# [Records for this exercise]
++++++++++
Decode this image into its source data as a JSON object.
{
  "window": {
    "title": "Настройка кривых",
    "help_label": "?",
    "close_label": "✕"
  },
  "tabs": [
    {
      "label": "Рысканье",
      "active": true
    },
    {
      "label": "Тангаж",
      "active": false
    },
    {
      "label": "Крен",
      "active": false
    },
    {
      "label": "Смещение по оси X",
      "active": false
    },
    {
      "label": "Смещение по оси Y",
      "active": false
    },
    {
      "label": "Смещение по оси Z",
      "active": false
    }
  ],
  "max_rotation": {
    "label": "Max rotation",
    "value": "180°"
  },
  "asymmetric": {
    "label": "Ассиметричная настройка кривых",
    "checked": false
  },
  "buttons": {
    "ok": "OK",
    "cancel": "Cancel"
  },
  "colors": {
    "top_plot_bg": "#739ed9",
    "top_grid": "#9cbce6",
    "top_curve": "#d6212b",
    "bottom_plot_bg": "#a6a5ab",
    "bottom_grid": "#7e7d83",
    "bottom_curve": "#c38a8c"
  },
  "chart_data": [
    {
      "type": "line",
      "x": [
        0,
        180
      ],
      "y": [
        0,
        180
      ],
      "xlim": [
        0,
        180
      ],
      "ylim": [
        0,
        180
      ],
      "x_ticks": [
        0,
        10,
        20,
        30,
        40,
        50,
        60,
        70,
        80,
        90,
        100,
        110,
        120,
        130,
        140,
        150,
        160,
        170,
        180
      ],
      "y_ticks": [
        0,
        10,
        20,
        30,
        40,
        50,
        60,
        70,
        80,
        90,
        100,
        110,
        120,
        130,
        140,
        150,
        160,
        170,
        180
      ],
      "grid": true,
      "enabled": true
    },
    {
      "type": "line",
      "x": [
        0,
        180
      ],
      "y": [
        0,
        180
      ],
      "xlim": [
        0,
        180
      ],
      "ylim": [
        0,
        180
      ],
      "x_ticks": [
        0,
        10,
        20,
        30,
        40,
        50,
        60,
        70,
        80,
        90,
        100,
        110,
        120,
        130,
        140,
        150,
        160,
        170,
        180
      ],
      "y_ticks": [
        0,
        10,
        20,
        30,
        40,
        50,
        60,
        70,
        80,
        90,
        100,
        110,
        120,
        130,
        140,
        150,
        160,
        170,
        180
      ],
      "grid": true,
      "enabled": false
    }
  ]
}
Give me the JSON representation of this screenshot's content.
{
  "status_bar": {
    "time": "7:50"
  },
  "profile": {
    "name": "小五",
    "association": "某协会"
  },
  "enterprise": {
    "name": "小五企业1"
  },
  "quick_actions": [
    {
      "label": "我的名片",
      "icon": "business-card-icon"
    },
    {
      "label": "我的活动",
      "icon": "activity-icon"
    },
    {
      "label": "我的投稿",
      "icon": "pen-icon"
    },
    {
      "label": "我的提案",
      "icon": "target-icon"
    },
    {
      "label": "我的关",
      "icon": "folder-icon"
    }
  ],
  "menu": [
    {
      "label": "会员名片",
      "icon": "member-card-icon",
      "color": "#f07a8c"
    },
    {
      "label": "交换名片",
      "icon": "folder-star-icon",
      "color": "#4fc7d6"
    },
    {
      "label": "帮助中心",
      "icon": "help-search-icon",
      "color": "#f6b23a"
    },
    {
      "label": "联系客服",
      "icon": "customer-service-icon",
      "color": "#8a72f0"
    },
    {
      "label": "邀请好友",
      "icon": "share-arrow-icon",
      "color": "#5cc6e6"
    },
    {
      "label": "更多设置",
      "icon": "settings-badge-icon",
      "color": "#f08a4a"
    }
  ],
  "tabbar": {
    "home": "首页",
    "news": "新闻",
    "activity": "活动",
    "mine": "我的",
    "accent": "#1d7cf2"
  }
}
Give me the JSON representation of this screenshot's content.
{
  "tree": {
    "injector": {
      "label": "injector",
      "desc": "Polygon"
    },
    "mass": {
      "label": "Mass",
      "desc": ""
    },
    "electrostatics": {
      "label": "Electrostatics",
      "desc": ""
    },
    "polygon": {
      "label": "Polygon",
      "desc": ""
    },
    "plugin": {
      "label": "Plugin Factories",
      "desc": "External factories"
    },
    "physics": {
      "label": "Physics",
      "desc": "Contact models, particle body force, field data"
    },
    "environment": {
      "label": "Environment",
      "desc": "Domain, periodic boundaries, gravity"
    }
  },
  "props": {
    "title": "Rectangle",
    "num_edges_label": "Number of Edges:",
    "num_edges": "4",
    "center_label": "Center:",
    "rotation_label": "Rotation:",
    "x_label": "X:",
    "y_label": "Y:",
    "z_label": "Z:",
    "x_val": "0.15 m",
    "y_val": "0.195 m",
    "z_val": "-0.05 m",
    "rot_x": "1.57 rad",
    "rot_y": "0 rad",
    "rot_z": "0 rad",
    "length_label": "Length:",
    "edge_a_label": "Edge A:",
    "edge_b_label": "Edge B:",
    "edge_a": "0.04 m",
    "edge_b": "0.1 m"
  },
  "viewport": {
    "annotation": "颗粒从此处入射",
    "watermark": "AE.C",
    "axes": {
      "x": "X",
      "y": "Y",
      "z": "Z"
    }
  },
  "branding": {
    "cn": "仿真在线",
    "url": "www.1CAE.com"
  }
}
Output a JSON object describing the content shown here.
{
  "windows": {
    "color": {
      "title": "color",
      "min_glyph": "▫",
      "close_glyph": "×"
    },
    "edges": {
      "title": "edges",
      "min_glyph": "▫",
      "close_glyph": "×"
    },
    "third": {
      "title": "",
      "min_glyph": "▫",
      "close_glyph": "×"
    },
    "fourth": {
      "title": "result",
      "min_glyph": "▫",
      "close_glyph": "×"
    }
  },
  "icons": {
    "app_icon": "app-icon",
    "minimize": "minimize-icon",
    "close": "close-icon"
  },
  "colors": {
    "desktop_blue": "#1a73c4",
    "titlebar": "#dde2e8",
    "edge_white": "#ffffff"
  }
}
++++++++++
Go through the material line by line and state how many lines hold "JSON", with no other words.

# [Answer below]
4